Below are records. Find each line in them that holds the word "this" and copy it.

*** SOURCE MATERIAL ***

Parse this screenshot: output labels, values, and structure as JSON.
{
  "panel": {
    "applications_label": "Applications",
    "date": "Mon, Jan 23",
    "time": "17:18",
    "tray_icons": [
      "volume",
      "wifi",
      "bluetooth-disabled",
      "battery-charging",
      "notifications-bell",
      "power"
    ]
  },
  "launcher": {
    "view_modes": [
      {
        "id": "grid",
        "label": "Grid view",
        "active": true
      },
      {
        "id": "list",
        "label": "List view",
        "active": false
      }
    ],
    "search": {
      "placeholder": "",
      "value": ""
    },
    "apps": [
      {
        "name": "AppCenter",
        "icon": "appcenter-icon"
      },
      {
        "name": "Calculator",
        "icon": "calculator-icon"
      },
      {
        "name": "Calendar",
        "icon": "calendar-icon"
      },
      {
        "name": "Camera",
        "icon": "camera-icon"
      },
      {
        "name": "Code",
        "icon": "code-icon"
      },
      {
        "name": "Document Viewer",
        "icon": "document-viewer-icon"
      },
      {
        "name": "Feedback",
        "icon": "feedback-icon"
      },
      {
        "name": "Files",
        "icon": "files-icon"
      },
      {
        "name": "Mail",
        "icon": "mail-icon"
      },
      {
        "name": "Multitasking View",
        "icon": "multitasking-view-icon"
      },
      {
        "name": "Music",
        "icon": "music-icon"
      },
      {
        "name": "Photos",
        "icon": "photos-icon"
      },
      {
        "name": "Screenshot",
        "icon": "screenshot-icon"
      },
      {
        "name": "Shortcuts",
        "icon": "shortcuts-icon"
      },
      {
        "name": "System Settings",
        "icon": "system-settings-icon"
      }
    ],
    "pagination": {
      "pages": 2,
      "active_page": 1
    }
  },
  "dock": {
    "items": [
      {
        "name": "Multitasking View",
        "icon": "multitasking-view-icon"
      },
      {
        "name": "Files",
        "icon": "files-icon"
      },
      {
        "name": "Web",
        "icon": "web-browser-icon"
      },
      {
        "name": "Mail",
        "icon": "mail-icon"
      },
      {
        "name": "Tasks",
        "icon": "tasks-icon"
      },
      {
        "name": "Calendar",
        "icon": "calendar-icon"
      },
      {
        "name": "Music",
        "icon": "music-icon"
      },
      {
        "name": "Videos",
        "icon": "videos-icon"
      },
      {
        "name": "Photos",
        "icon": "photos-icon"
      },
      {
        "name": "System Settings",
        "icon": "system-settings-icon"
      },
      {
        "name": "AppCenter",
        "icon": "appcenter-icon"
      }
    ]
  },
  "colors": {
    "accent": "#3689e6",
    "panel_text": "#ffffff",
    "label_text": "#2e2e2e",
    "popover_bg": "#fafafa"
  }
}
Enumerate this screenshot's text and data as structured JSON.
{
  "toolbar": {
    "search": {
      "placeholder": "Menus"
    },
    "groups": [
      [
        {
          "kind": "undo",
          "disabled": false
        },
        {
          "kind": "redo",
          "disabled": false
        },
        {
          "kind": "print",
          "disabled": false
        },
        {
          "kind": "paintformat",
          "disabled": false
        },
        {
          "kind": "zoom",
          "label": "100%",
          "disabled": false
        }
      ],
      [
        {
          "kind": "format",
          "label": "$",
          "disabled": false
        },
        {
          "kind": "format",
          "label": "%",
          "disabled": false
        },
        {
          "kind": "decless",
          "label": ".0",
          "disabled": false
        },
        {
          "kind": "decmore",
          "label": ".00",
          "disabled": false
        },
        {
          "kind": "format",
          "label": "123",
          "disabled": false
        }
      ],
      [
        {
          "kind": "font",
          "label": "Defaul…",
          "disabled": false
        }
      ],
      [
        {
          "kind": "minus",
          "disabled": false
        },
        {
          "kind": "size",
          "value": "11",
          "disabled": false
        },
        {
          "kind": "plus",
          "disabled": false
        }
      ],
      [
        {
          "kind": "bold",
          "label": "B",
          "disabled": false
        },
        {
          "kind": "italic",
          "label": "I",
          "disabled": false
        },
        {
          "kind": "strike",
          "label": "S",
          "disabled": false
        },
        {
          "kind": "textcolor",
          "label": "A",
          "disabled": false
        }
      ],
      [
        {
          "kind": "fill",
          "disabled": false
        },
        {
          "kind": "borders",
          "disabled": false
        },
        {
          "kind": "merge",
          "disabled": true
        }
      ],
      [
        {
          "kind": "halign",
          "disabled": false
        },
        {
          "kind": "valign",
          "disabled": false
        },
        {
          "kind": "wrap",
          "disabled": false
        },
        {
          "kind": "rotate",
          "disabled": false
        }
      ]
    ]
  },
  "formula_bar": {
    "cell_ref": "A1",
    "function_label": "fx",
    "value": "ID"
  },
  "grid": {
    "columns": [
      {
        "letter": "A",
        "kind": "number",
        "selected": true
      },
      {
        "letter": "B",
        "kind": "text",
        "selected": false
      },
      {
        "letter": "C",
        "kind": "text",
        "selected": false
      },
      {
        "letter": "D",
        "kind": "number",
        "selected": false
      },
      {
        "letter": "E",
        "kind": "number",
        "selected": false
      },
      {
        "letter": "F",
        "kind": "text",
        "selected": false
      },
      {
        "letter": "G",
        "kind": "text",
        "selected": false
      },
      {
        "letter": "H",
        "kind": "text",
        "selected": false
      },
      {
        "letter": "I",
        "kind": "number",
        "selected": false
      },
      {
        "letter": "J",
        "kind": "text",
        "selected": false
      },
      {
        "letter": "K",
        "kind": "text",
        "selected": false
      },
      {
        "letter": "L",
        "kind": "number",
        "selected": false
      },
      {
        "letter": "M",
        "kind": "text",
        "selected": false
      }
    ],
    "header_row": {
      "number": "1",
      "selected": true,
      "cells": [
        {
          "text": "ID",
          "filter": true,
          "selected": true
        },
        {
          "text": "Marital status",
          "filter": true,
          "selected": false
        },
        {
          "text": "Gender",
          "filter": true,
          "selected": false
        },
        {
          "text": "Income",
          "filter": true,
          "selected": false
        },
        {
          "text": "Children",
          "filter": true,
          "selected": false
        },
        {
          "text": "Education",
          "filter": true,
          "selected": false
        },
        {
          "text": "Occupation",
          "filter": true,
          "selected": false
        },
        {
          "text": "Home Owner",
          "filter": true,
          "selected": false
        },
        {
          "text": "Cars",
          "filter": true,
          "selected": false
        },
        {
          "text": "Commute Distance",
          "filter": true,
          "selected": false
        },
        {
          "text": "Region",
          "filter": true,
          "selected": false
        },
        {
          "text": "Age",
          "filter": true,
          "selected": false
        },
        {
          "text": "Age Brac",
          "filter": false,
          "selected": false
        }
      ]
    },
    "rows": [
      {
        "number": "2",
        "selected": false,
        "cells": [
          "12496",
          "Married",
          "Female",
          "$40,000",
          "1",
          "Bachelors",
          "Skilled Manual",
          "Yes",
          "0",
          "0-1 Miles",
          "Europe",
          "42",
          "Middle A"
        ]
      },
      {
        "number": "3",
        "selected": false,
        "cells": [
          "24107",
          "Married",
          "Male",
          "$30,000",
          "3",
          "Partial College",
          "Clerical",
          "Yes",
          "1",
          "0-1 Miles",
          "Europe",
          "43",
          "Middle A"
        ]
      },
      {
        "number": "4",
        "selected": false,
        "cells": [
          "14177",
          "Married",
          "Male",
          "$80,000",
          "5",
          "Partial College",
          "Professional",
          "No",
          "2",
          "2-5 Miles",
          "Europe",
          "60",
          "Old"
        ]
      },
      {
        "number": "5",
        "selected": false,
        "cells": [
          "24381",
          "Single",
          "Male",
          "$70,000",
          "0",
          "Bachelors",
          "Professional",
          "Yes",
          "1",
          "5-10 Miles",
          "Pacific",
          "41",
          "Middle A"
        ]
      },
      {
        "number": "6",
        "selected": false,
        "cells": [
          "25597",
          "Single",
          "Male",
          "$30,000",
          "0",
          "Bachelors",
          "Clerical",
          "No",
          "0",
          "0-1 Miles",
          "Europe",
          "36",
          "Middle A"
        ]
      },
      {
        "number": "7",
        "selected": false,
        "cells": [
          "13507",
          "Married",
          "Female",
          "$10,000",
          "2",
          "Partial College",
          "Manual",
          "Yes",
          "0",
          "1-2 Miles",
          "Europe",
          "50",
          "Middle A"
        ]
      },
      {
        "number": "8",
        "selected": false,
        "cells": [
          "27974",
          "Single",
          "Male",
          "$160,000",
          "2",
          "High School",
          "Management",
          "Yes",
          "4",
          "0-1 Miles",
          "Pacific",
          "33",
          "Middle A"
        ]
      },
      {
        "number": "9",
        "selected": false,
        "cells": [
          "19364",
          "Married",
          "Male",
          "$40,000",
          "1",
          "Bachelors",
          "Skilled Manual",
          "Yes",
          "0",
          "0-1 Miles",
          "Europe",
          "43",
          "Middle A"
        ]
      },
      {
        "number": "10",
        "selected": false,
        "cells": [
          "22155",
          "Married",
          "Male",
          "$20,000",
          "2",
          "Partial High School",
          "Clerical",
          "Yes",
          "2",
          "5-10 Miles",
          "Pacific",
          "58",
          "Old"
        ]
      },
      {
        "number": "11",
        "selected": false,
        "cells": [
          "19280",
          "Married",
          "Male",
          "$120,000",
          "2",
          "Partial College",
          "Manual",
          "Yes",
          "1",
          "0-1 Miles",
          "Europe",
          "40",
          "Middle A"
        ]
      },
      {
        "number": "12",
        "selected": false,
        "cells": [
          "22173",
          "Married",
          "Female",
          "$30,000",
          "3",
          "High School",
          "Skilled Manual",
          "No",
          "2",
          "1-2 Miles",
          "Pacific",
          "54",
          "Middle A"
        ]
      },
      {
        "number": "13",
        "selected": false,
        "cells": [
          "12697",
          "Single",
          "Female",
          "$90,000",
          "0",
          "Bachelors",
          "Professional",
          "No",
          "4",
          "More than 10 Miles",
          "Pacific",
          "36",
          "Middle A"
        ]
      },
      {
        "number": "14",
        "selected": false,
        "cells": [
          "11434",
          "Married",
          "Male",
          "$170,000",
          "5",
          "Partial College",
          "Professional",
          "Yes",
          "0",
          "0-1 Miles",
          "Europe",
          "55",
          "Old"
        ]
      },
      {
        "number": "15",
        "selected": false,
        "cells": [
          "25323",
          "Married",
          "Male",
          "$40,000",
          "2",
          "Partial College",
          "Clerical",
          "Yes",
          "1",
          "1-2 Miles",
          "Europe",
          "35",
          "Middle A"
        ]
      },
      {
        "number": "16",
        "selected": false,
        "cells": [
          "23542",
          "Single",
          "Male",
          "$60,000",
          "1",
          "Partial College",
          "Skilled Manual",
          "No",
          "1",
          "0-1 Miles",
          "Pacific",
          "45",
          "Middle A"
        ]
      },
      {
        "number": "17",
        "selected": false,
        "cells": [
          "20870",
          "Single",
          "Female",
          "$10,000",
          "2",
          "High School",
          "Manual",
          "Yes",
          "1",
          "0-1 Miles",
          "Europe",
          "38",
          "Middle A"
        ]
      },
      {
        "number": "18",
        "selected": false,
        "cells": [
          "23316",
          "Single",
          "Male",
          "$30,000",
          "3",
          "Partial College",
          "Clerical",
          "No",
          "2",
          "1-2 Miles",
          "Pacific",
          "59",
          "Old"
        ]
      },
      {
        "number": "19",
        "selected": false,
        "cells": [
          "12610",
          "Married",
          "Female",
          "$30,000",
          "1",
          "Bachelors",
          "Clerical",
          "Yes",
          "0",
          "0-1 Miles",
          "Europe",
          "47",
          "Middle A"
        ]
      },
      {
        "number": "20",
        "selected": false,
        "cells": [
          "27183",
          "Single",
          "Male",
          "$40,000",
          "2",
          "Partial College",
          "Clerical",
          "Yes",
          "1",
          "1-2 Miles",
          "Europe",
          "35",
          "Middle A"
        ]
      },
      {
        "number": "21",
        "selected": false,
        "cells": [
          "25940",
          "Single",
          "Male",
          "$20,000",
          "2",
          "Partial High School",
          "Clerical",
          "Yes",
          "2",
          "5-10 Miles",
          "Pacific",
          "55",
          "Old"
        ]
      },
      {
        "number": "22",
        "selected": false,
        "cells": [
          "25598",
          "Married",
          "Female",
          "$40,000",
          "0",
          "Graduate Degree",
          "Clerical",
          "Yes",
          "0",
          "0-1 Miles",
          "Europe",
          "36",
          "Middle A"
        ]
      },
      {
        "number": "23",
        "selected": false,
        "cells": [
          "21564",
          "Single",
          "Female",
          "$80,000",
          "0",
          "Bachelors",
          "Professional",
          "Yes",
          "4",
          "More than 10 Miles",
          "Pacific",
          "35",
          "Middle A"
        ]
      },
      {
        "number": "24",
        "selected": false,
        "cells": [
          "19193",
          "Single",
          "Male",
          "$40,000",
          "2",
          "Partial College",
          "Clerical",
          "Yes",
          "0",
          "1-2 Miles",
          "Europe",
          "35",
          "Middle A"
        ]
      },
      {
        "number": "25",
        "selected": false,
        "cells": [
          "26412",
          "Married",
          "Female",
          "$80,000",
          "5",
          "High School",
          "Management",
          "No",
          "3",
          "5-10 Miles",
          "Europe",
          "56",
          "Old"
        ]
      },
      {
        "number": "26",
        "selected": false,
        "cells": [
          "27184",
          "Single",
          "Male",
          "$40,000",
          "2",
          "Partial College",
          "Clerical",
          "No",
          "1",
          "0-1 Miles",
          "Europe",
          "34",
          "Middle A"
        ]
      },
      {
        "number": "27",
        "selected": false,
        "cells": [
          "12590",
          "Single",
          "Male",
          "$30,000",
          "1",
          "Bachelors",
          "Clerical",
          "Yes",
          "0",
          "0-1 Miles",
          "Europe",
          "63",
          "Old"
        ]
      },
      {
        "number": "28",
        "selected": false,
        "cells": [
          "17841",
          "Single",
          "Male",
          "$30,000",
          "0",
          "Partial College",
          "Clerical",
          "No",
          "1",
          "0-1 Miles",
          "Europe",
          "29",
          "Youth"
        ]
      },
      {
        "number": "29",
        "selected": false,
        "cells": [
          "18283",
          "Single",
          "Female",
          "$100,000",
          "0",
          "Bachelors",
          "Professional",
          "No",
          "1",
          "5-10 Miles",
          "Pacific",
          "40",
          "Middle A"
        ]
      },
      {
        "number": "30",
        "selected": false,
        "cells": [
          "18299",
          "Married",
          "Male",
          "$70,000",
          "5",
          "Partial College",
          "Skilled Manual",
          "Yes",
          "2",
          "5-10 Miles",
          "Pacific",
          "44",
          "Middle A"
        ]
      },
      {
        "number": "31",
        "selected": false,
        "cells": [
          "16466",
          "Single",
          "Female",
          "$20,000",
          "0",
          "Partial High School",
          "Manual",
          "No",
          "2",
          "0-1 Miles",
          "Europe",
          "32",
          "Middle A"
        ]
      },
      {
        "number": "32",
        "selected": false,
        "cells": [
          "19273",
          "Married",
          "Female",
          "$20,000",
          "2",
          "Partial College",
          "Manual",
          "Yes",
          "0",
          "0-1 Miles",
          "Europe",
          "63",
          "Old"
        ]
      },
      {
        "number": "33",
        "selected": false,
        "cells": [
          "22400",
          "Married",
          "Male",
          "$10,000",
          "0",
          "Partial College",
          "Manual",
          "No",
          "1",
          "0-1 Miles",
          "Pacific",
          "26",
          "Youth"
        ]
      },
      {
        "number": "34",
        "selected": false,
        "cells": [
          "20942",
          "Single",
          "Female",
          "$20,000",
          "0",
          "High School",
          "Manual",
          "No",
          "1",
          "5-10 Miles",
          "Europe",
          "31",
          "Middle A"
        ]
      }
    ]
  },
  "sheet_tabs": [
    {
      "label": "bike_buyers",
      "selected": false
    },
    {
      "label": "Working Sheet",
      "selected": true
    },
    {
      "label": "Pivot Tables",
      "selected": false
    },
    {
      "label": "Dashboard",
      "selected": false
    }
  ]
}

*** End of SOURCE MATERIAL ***

## RESPONSE
Parse this screenshot: output labels, values, and structure as JSON.
Enumerate this screenshot's text and data as structured JSON.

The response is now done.